Armiger did come to Ventus at the bidding of an 3340 to take over the world and the Winds of Ventus, but after the army he raises is destroyed by the Winds and he is killed, resurrected, and nursed to health again by a widow, enough of the man he once was comes to the fore to challenge his goals. Calandria came to kill Armiger rather than let the AI get a foothold among the machine intelligences that permeate Ventus and despite her assertion to Jordan that she is as human as he, she has spent most of her life as a tool of others, schooled in deadly arts and filled with nanotech, and has just come back from abandoning herself to enslavement by the 3340 so that she could attack it from within, a trick few could have managed. Her companion, Axel, is a cheerful trader and spy much in the mold of Sean McMullen's sociable protagonist John Glasken, from his Souls in the Great Machine saga, or even a younger Nicholas Van Rijnn from Poul Anderson's Psoleotechnic League series. A lover when possible, a fighter when need be, he provides a counterpoint to Calandria's dogged single-mindedness.
There are others equally well realized, but less central. The Nobility and the Priesthood of Ventus are in balance, more or less, and the Winds swirl around them, tolerating with decreasing patience, the humans that they were intended to serve.
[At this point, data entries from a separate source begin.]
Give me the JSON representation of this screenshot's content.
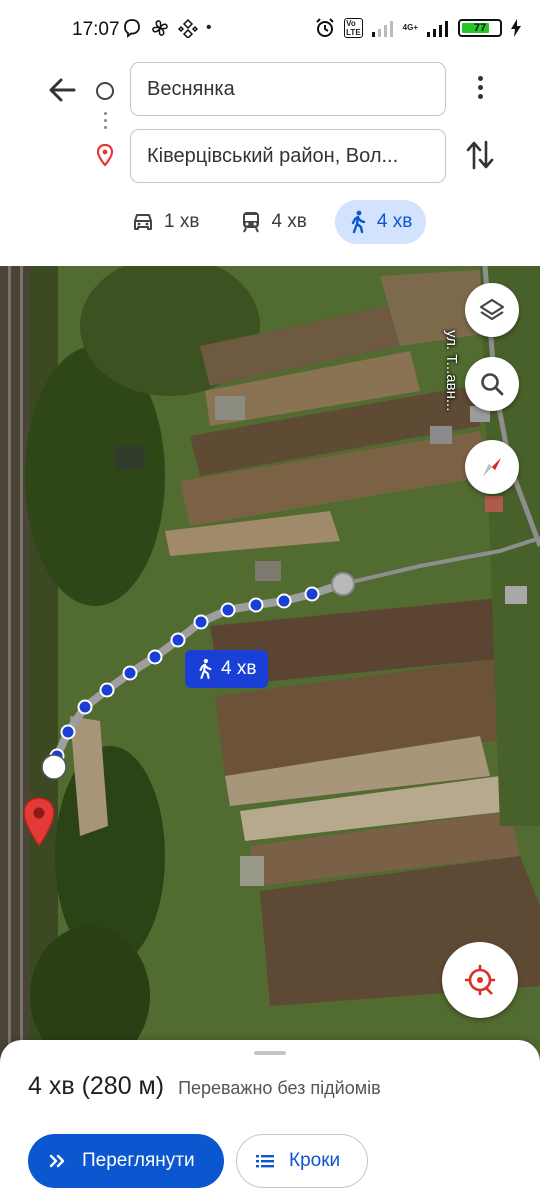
{
  "status_bar": {
    "time": "17:07",
    "network": "4G+",
    "volte": "Vo LTE",
    "battery": "77",
    "battery_level_percent": 77
  },
  "directions": {
    "origin": "Веснянка",
    "destination": "Ківерцівський район, Вол...",
    "modes": [
      {
        "name": "car",
        "label": "1 хв",
        "active": false
      },
      {
        "name": "transit",
        "label": "4 хв",
        "active": false
      },
      {
        "name": "walk",
        "label": "4 хв",
        "active": true
      }
    ]
  },
  "map": {
    "route_duration_label": "4 хв",
    "street_label": "ул. Т...авн..."
  },
  "route_sheet": {
    "summary": "4 хв (280 м)",
    "note": "Переважно без підйомів",
    "preview_button": "Переглянути",
    "steps_button": "Кроки"
  },
  "colors": {
    "accent": "#0b57d0",
    "active_mode_bg": "#d3e3fd",
    "route_dots": "#1a3fd6",
    "destination_pin": "#e53935"
  }
}
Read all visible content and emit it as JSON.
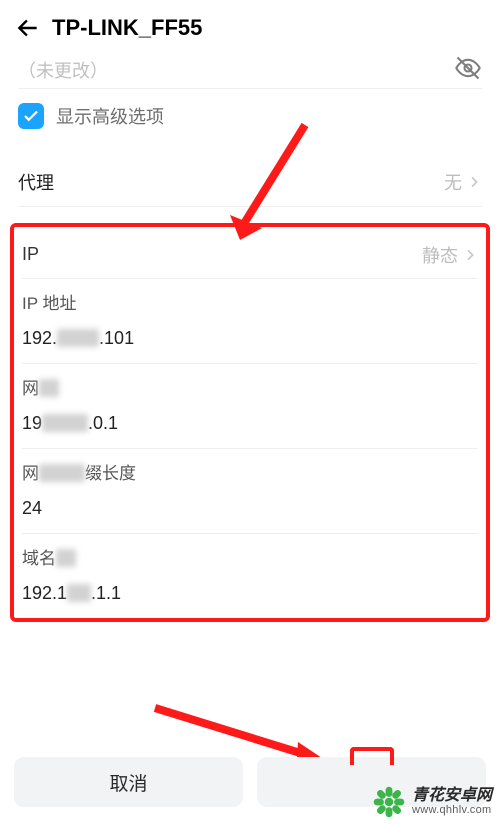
{
  "header": {
    "title": "TP-LINK_FF55"
  },
  "previous_value": "（未更改）",
  "advanced": {
    "label": "显示高级选项",
    "checked": true
  },
  "proxy": {
    "label": "代理",
    "value": "无"
  },
  "ip": {
    "protocol_label": "IP",
    "protocol_value": "静态",
    "address_label": "IP 地址",
    "address_value_a": "192.",
    "address_value_b": ".101",
    "gateway_label_a": "网",
    "gateway_value_a": "19",
    "gateway_value_b": ".0.1",
    "prefix_label_a": "网",
    "prefix_label_b": "缀长度",
    "prefix_value": "24",
    "dns_label_a": "域名",
    "dns_value_a": "192.1",
    "dns_value_b": ".1.1"
  },
  "buttons": {
    "cancel": "取消",
    "confirm": ""
  },
  "watermark": {
    "cn": "青花安卓网",
    "url": "www.qhhlv.com"
  }
}
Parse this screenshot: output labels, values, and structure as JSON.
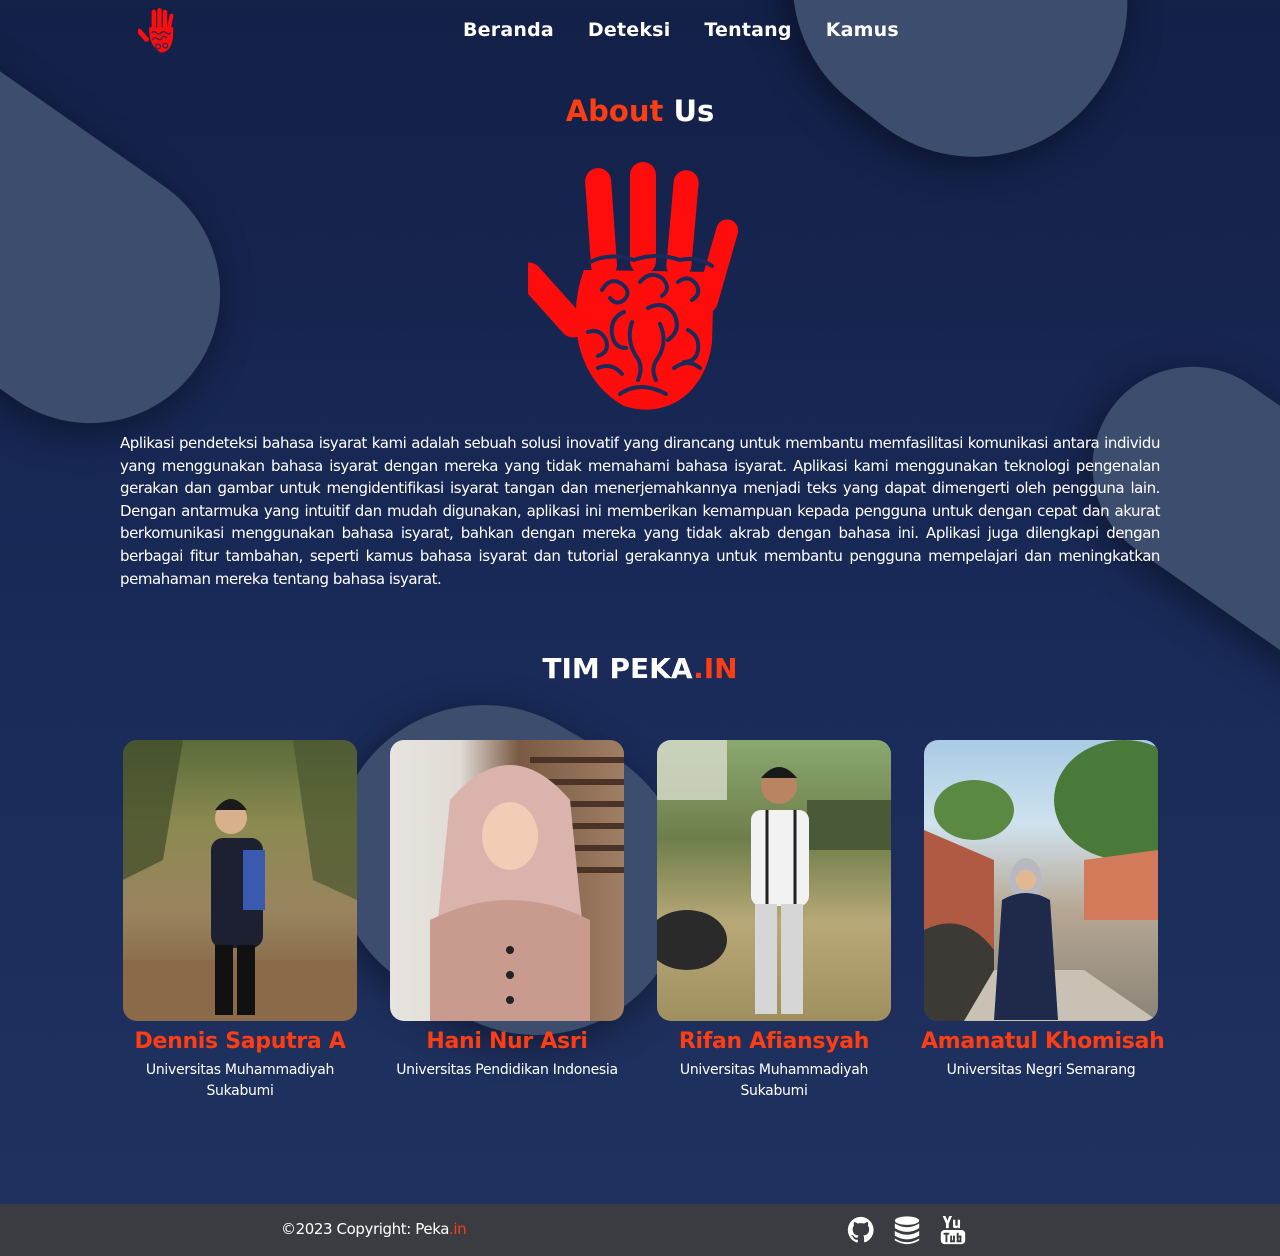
{
  "nav": {
    "logo": "hand-logo-icon",
    "links": [
      "Beranda",
      "Deteksi",
      "Tentang",
      "Kamus"
    ]
  },
  "about": {
    "title_accent": "About",
    "title_rest": "Us",
    "image": "hand-logo-icon",
    "description": "Aplikasi pendeteksi bahasa isyarat kami adalah sebuah solusi inovatif yang dirancang untuk membantu memfasilitasi komunikasi antara individu yang menggunakan bahasa isyarat dengan mereka yang tidak memahami bahasa isyarat. Aplikasi kami menggunakan teknologi pengenalan gerakan dan gambar untuk mengidentifikasi isyarat tangan dan menerjemahkannya menjadi teks yang dapat dimengerti oleh pengguna lain. Dengan antarmuka yang intuitif dan mudah digunakan, aplikasi ini memberikan kemampuan kepada pengguna untuk dengan cepat dan akurat berkomunikasi menggunakan bahasa isyarat, bahkan dengan mereka yang tidak akrab dengan bahasa ini. Aplikasi juga dilengkapi dengan berbagai fitur tambahan, seperti kamus bahasa isyarat dan tutorial gerakannya untuk membantu pengguna mempelajari dan meningkatkan pemahaman mereka tentang bahasa isyarat."
  },
  "team": {
    "title_main": "TIM PEKA",
    "title_accent": ".IN",
    "members": [
      {
        "name": "Dennis Saputra A",
        "university": "Universitas Muhammadiyah Sukabumi"
      },
      {
        "name": "Hani Nur Asri",
        "university": "Universitas Pendidikan Indonesia"
      },
      {
        "name": "Rifan Afiansyah",
        "university": "Universitas Muhammadiyah Sukabumi"
      },
      {
        "name": "Amanatul Khomisah",
        "university": "Universitas Negri Semarang"
      }
    ]
  },
  "footer": {
    "copyright_main": "©2023 Copyright: Peka",
    "copyright_accent": ".in",
    "icons": [
      "github-icon",
      "database-icon",
      "youtube-icon"
    ]
  },
  "colors": {
    "accent": "#ff3d12",
    "background": "#1a2b5a",
    "footer": "#3a3c41",
    "hand": "#ff0d0d"
  }
}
Humanity's forces stand poised to sterilize Ventus of all life, biological and artificial, rather than let 3340 take root and challenge them again. Calandria and Axel are in a race against time to stop Armiger and perhaps even solve the mystery of the Winds, who were sent to terraform Ventus for the human settlers who would come later. Though they did prepare the world for humans, when the settlers arrived they found that the machines were not willing to turn over the leys to the world to them, though they were willing to maintain an uneasy coexistence with them. Thus ensued hundreds of years of mankind building a feudal society surrounded by a living world full of "mechal" creatures and visited by the AI gods they know as the Winds whenever the humans stray outside a strict ecological covenant with forbids them building an industrial base.
All this is coming to a head as the saga unfolds. The Winds are tiring of the pesky biologicals running around, the human settlers keep trying to develop technology that the Winds won't destroy and Armiger is roaming the land trying to find himself, to decide whether he is still a man or just the agent of an AI. All the while Jordan is following the path of the hero, though reluctantly, and Calandria grimly tracks her prey. A great story deserves a great cast, and Ventus provides both.
Ventus is a rich book, well written and thoughtfully conceived, and highly recommended.